A powerful imaging technique now enables tiny buried objects to be investigated

A new type of x-ray microscope allows scientists to peer inside nanodevices without opening them up. High-resolution scanning x-ray diffraction microscopy, created by a Swiss research team, combines the penetrating power of scanning transmission x-ray microscopy (STXM) with the high resolution of coherent diffraction imaging (CDI), enabling buried nanostructures to be studied.

STXM uses a focused x-ray beam to penetrate the sample and probe the interior of materials. The intensity of the x-rays passing through a material is recorded as a transmission map and the resolution of the image is limited to the size of the x-ray focal spot. CDI also uses x-rays but reconstructs sample images from the two-dimensional distribution of the scattered rays.

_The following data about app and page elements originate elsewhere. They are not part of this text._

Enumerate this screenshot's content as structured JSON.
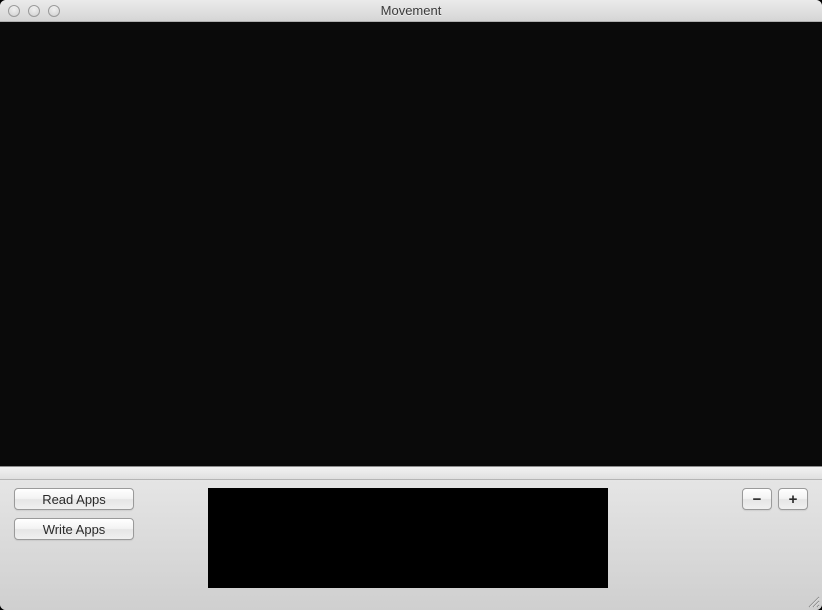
{
  "window": {
    "title": "Movement"
  },
  "buttons": {
    "read_apps": "Read Apps",
    "write_apps": "Write Apps",
    "minus": "−",
    "plus": "+"
  }
}
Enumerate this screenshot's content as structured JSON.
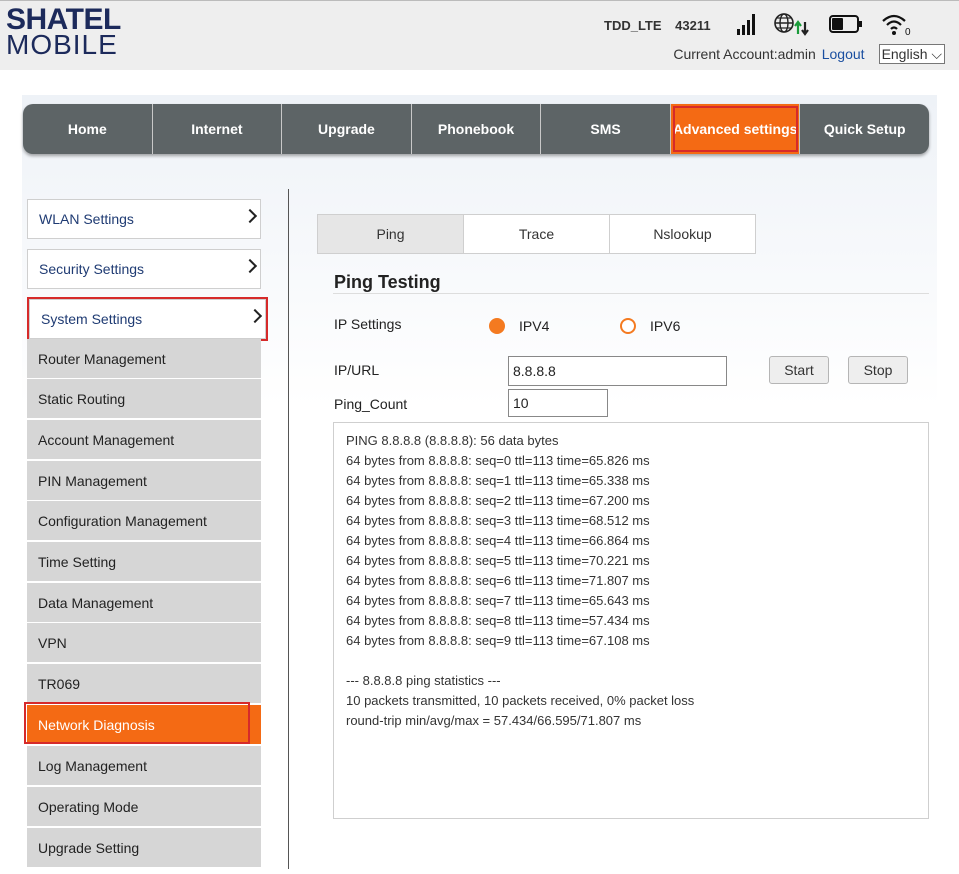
{
  "header": {
    "logo_top": "SHATEL",
    "logo_bottom": "MOBILE",
    "network": "TDD_LTE",
    "operator": "43211",
    "account_text": "Current Account:admin",
    "logout": "Logout",
    "language": "English"
  },
  "nav": {
    "tabs": [
      {
        "label": "Home"
      },
      {
        "label": "Internet"
      },
      {
        "label": "Upgrade"
      },
      {
        "label": "Phonebook"
      },
      {
        "label": "SMS"
      },
      {
        "label": "Advanced settings"
      },
      {
        "label": "Quick Setup"
      }
    ],
    "active": "Advanced settings"
  },
  "sidebar": {
    "groups": [
      {
        "label": "WLAN Settings"
      },
      {
        "label": "Security Settings"
      },
      {
        "label": "System Settings"
      }
    ],
    "items": [
      {
        "label": "Router Management"
      },
      {
        "label": "Static Routing"
      },
      {
        "label": "Account Management"
      },
      {
        "label": "PIN Management"
      },
      {
        "label": "Configuration Management"
      },
      {
        "label": "Time Setting"
      },
      {
        "label": "Data Management"
      },
      {
        "label": "VPN"
      },
      {
        "label": "TR069"
      },
      {
        "label": "Network Diagnosis"
      },
      {
        "label": "Log Management"
      },
      {
        "label": "Operating Mode"
      },
      {
        "label": "Upgrade Setting"
      }
    ],
    "active_item": "Network Diagnosis"
  },
  "content": {
    "tabs": [
      {
        "label": "Ping"
      },
      {
        "label": "Trace"
      },
      {
        "label": "Nslookup"
      }
    ],
    "active_tab": "Ping",
    "title": "Ping Testing",
    "ip_settings_label": "IP Settings",
    "ipv4_label": "IPV4",
    "ipv6_label": "IPV6",
    "ip_url_label": "IP/URL",
    "ip_url_value": "8.8.8.8",
    "ping_count_label": "Ping_Count",
    "ping_count_value": "10",
    "start_label": "Start",
    "stop_label": "Stop",
    "output_lines": [
      "PING 8.8.8.8 (8.8.8.8): 56 data bytes",
      "64 bytes from 8.8.8.8: seq=0 ttl=113 time=65.826 ms",
      "64 bytes from 8.8.8.8: seq=1 ttl=113 time=65.338 ms",
      "64 bytes from 8.8.8.8: seq=2 ttl=113 time=67.200 ms",
      "64 bytes from 8.8.8.8: seq=3 ttl=113 time=68.512 ms",
      "64 bytes from 8.8.8.8: seq=4 ttl=113 time=66.864 ms",
      "64 bytes from 8.8.8.8: seq=5 ttl=113 time=70.221 ms",
      "64 bytes from 8.8.8.8: seq=6 ttl=113 time=71.807 ms",
      "64 bytes from 8.8.8.8: seq=7 ttl=113 time=65.643 ms",
      "64 bytes from 8.8.8.8: seq=8 ttl=113 time=57.434 ms",
      "64 bytes from 8.8.8.8: seq=9 ttl=113 time=67.108 ms",
      "",
      "--- 8.8.8.8 ping statistics ---",
      "10 packets transmitted, 10 packets received, 0% packet loss",
      "round-trip min/avg/max = 57.434/66.595/71.807 ms"
    ]
  },
  "colors": {
    "accent": "#f46a14",
    "nav_bg": "#5d6466",
    "highlight_border": "#d62a2a",
    "logo": "#1c2a5b"
  }
}
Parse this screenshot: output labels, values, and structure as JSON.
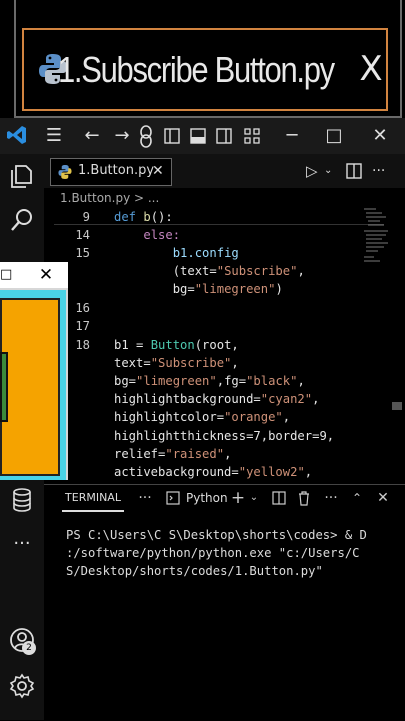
{
  "banner": {
    "tab_title": "1.Subscribe Button.py",
    "close_glyph": "X"
  },
  "titlebar": {
    "icons": [
      "vscode-logo",
      "menu-icon",
      "back-arrow",
      "forward-arrow",
      "copilot-icon",
      "layout-sidebar",
      "layout-panel",
      "layout-custom"
    ],
    "window_controls": [
      "─",
      "□",
      "✕"
    ]
  },
  "activity_bar": {
    "icons": [
      "explorer-icon",
      "search-icon",
      "database-icon",
      "more-icon",
      "account-icon",
      "settings-icon"
    ],
    "account_badge": "2"
  },
  "editor": {
    "tab_label": "1.Button.py",
    "tab_close": "✕",
    "breadcrumb": "1.Button.py > ...",
    "run_glyph": "▷",
    "more_glyph": "···",
    "lines": {
      "l9_num": "9",
      "l9_kw": "def ",
      "l9_fn": "b",
      "l9_rest": "():",
      "l14_num": "14",
      "l14_kw": "else:",
      "l15_num": "15",
      "l15_a": "b1.config",
      "l15b_a": "(text=",
      "l15b_s": "\"Subscribe\"",
      "l15b_c": ",",
      "l15c_a": "bg=",
      "l15c_s": "\"limegreen\"",
      "l15c_c": ")",
      "l16_num": "16",
      "l17_num": "17",
      "l18_num": "18",
      "l18_a": "b1 = ",
      "l18_fn": "Button",
      "l18_b": "(root,",
      "l18b_a": "text=",
      "l18b_s": "\"Subscribe\"",
      "l18b_c": ",",
      "l18c_a": "bg=",
      "l18c_s": "\"limegreen\"",
      "l18c_b": ",fg=",
      "l18c_s2": "\"black\"",
      "l18c_c": ",",
      "l18d_a": "highlightbackground=",
      "l18d_s": "\"cyan2\"",
      "l18d_c": ",",
      "l18e_a": "highlightcolor=",
      "l18e_s": "\"orange\"",
      "l18e_c": ",",
      "l18f_a": "highlightthickness=7,border=9,",
      "l18g_a": "relief=",
      "l18g_s": "\"raised\"",
      "l18g_c": ",",
      "l18h_a": "activebackground=",
      "l18h_s": "\"yellow2\"",
      "l18h_c": ","
    }
  },
  "tk_window": {
    "min_glyph": "□",
    "close_glyph": "✕"
  },
  "panel": {
    "terminal_tab": "TERMINAL",
    "more_glyph": "···",
    "python_label": "Python",
    "add_glyph": "+",
    "close_glyph": "✕",
    "prompt_line1": "PS C:\\Users\\C S\\Desktop\\shorts\\codes> & D",
    "prompt_line2": ":/software/python/python.exe \"c:/Users/C",
    "prompt_line3": "S/Desktop/shorts/codes/1.Button.py\""
  },
  "colors": {
    "keyword": "#569cd6",
    "function": "#dcdcaa",
    "string": "#ce9178",
    "tab_border": "#d28440",
    "tk_button_bg": "#f5a300",
    "tk_highlight": "#4ad3e6"
  }
}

Now the Swiss team, led by Franz Pfeiffer at the Swiss Federal Institute in Lausanne (EPFL), has developed a method in which the sample is scanned through a focal spot of x-rays and a full diffraction pattern is collected at each point along the specimen. An algorithm then combines the diffraction information to produce one x-ray micrograph. This overcomes the focal spot resolution limit of the x-rays and consequently, buried objects less than 50nm in size can be seen.


Source: © Science

Conventional SEM image of the gold layer (left). The new X-ray microscopy method reveals the Fresnel zone plate beneath (right)

The team has successfully tested the new technique by imaging a hidden Fresnel zone plate - a device consisting of radially symmetric rings which is used to focus light - under a layer of gold. 

’This means we can study semi-conductor devices such as computer chips without having to open them up,’ says team member Pierre Thibault from the Paul Scherrer Institute in Villigen, Switzerland. ’The technique could be combined with spectroscopy and fluorescence to give information on the composition, oxidation state or the local atom arrangement in the bulk of the material,’ he says. ’Also, by tuning the x-ray energy so that it is close to an atomic ionisation energy, the chemical composition of a sample can be probed.’ 

High-resolution scanning x-ray diffraction microscopy has caught the imagination of scientists working in imaging. Torsten Hegmann, associate professor at the University of Manitoba in Winnipeg, Canada, says, ’The technique is an important development and the high resolution X-ray micrographs will complement scanning transmission electron microscopy images for metamaterials such as nanocomposites.’ Meanwhile, Timm Weitkamp of the European Synchrotron Radiation Facility in Grenoble, France, thinks that it could ’revolutionise the field of X-ray microscopy’.

Ruth Tunnell